“It came from a place of, honestly, despair and sadness and trauma,” Laboucan-Massimo said in an interview with the Martlet. “Seeing my family being poisoned, our eyes burning, all the things that you would think of when an oil spill happens so close to where your home is.”

She realized her family would continue living with the devastating effects of extractive industries and the climate crisis, and decided to focus on solutions.

“I felt like I needed to start building inspiration, hope, and also just moving the needle towards a just transition that people can take hope and inspiration from and put the matters back into their own hands,” she said.

Laboucan-Massimo’s focus on solutions took off. As part of her master’s research, Laboucan-Massimo led a project that built solar panels in her home community of Little Buffalo. The project involved training young people in the community to learn about and build the solar panels. 

In 2015, she founded Sacred Earth Solar, which helps install solar panels in Indigenous communities for energy sovereignty and resistance efforts, and co-founded Indigenous Climate Action, which aims to decolonize climate policy and provide communities with resources. 

She also filmed Power to the People, a documentary television show that showcases Indigenous communities working to develop climate solutions and resilience. In her talk, Laboucan-Massimo showed a clip of an episode of the show filmed at Kanaka Bar, near Lytton, B.C. The community has built solar panels and worked to monitor changes in creek water levels. 

“Shooting Power to the People was such a breath of fresh air … being able to see and meet so many other Indigenous leaders that were doing solutions-based work for the community,” she said. 

Though she believes solar is a useful tool while we transition our ways of life, Laboucan-Massimo doesn’t think that technology is the solution to the climate crisis. Net-zero technologies, such as  carbon capture and removal from the atmosphere, haven’t been proven, she says. 

Indigenous perspectives on climate resilience, says Laboucan-Massimo, take a much longer view than that of current decision-makers. Many communities look at the next 500 years, not the next four like a politician running for re-election.

“We need a critical paradigm shift with how humans and species are interacting with Mother Earth,” she said. “Indigenous peoples have always had an intimate and reciprocal relationship with Mother Earth … many Indigenous peoples that I’ve talked to around the world see that all life is sacred.”

In her talk, Laboucan-Massimo spoke about how institutions should include Indigenous knowledge-holders in expert groups and should adjust the timeframe of consultation to accommodate Indigenous people and Elders.
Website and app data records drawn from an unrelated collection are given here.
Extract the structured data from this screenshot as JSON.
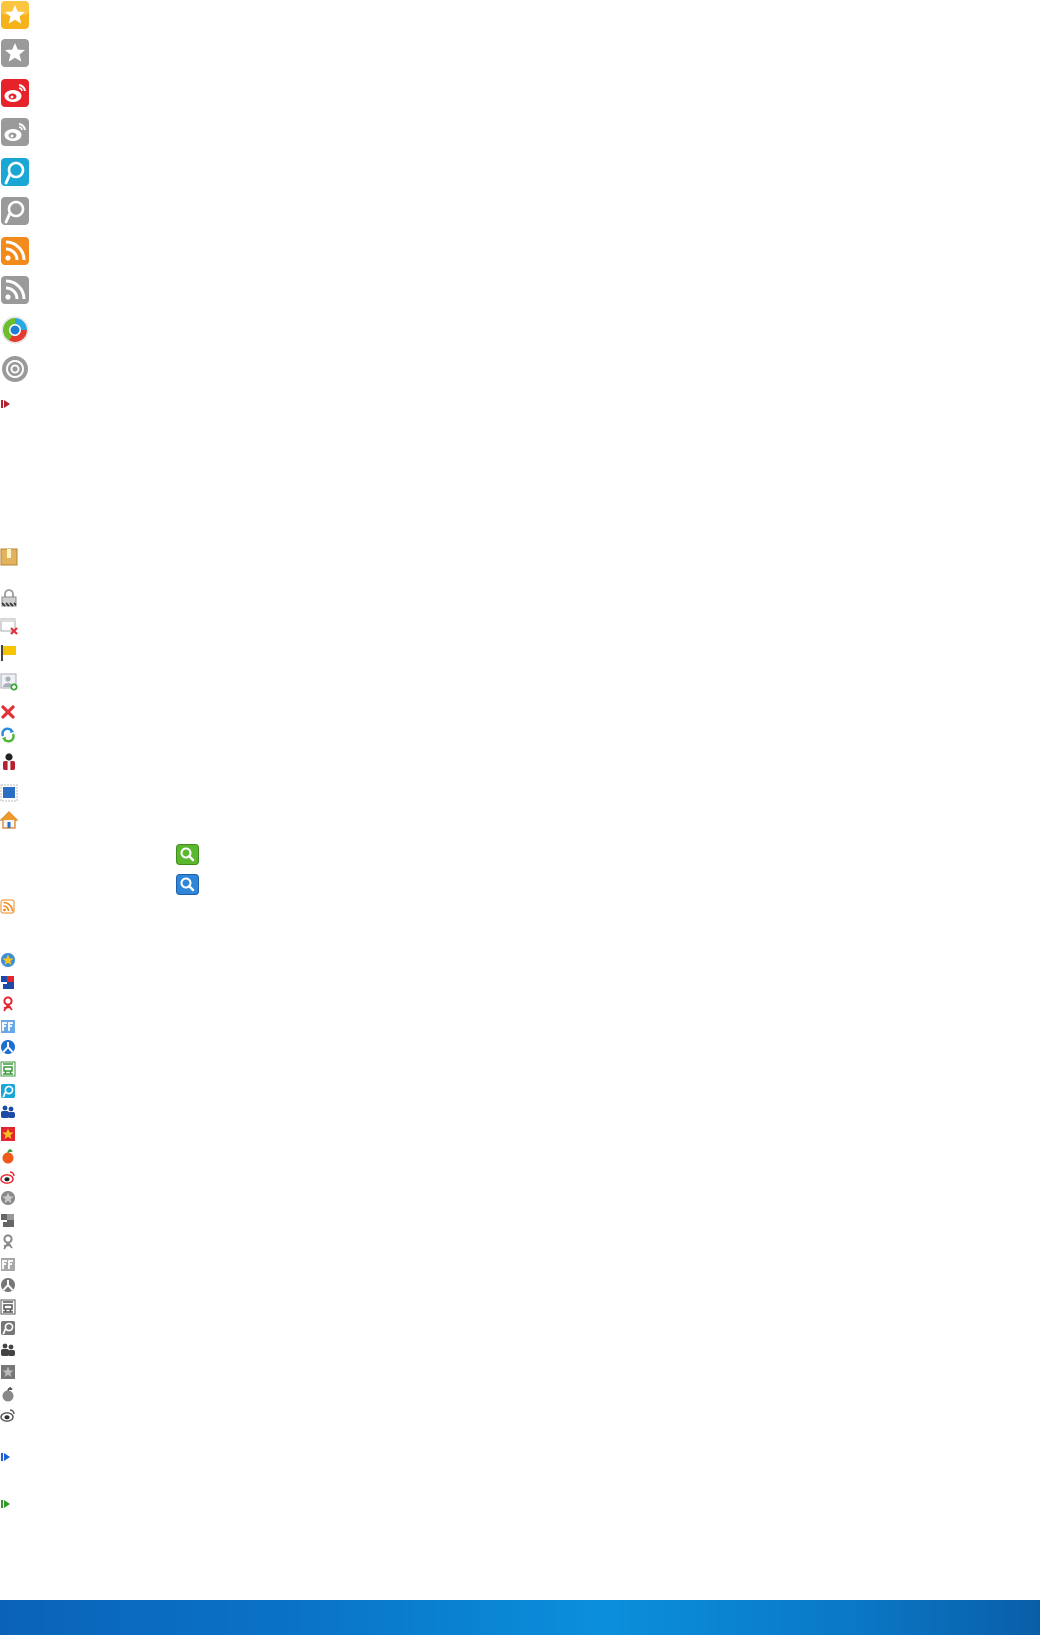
{
  "sprite_sheet": {
    "large_icons": [
      {
        "name": "star-icon",
        "state": "color"
      },
      {
        "name": "star-icon",
        "state": "gray"
      },
      {
        "name": "weibo-icon",
        "state": "color"
      },
      {
        "name": "weibo-icon",
        "state": "gray"
      },
      {
        "name": "p-logo-icon",
        "state": "color"
      },
      {
        "name": "p-logo-icon",
        "state": "gray"
      },
      {
        "name": "rss-icon",
        "state": "color"
      },
      {
        "name": "rss-icon",
        "state": "gray"
      },
      {
        "name": "tencent-icon",
        "state": "color"
      },
      {
        "name": "tencent-icon",
        "state": "gray"
      }
    ],
    "toolbar_icons": [
      "package-icon",
      "lock-icon",
      "window-close-icon",
      "flag-icon",
      "add-user-icon",
      "close-icon",
      "refresh-icon",
      "user-icon",
      "window-icon",
      "home-icon"
    ],
    "search_buttons": [
      {
        "name": "search-button-green",
        "color": "#5bb82e"
      },
      {
        "name": "search-button-blue",
        "color": "#2f86d8"
      }
    ],
    "share_icons_color": [
      "star-circle-icon",
      "renren-icon",
      "kaixin-icon",
      "ff-icon",
      "people-icon",
      "douban-icon",
      "p-small-icon",
      "group-icon",
      "star-square-icon",
      "apple-icon",
      "weibo-small-icon"
    ],
    "share_icons_gray": [
      "star-circle-icon",
      "renren-icon",
      "kaixin-icon",
      "ff-icon",
      "people-icon",
      "douban-icon",
      "p-small-icon",
      "group-icon",
      "star-square-icon",
      "apple-icon",
      "weibo-small-icon"
    ],
    "colors": {
      "star": "#f6b21b",
      "weibo": "#e6232b",
      "p_logo": "#1aa7d6",
      "rss": "#f28a1c",
      "gray": "#9a9a9a",
      "arrow_red": "#b5212e",
      "arrow_blue": "#1f5fd0",
      "arrow_green": "#2f9a2a",
      "bar": "#0a78c6"
    }
  }
}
She also says universities should support Indigenous resistance efforts against extractivism, like the one taking place on Wet’suwet’en territory currently.
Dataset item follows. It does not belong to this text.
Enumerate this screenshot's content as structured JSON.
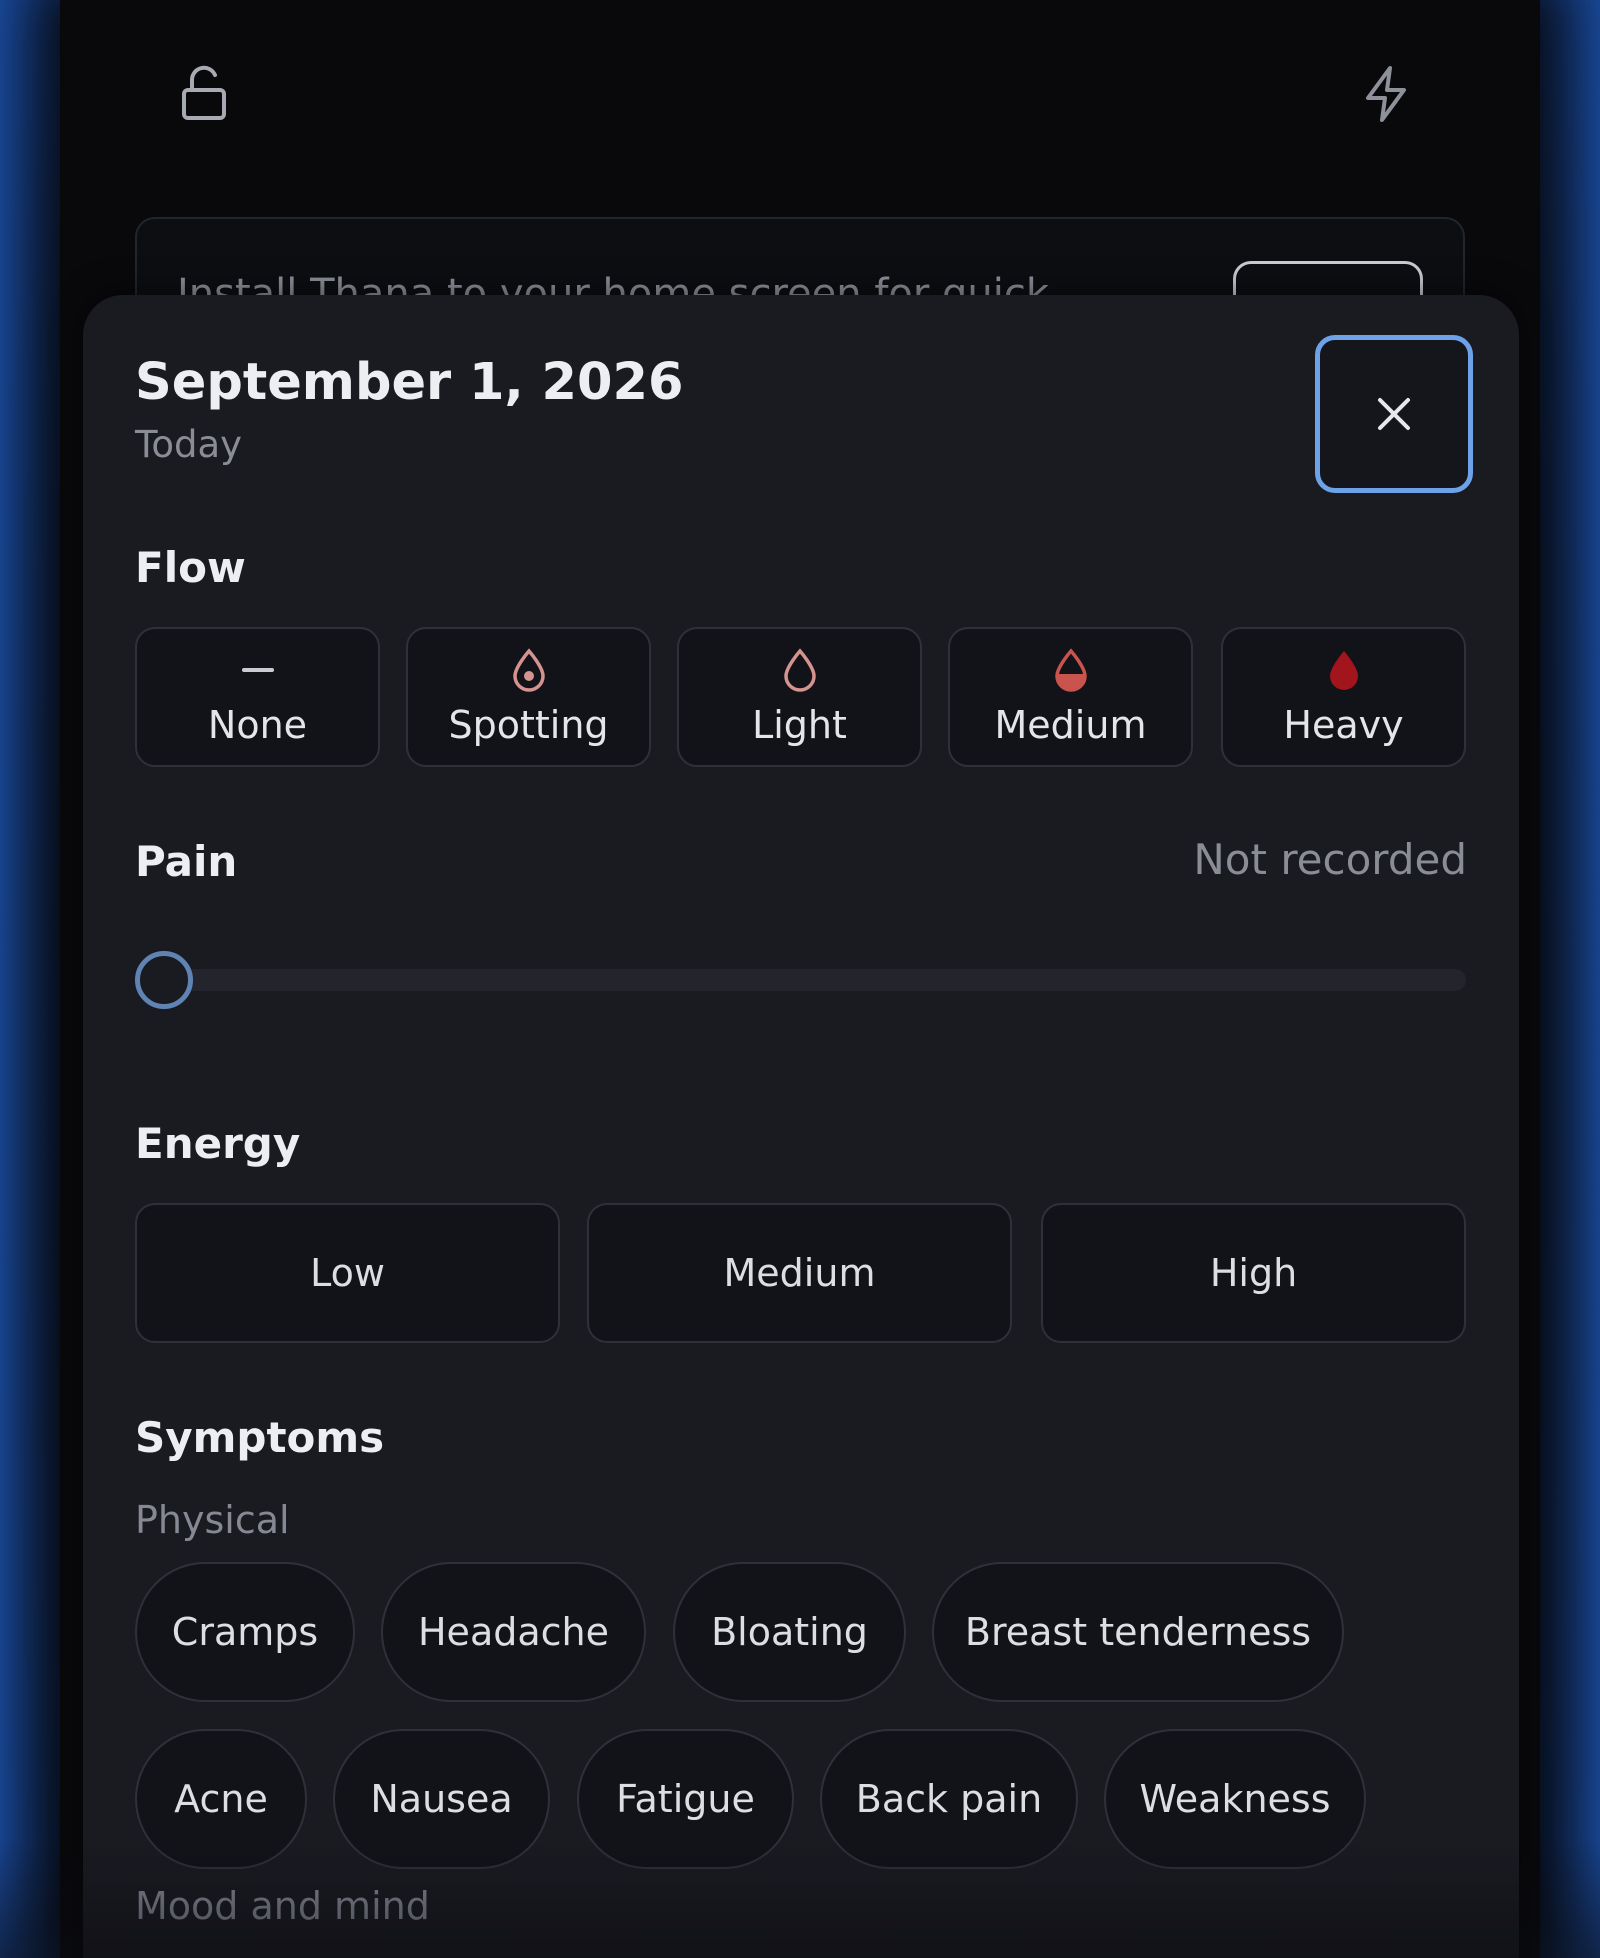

If Laboucan-Massimo were in charge of UVic’s climate planning, she says she’d centre Indigenous communities throughout the entire process. 

“Not that it’s just knowledge to integrate, but it’s also integrating the people and the communities that this knowledge comes from, so that there’s not a co-optation or an extraction of the knowledge,” she said.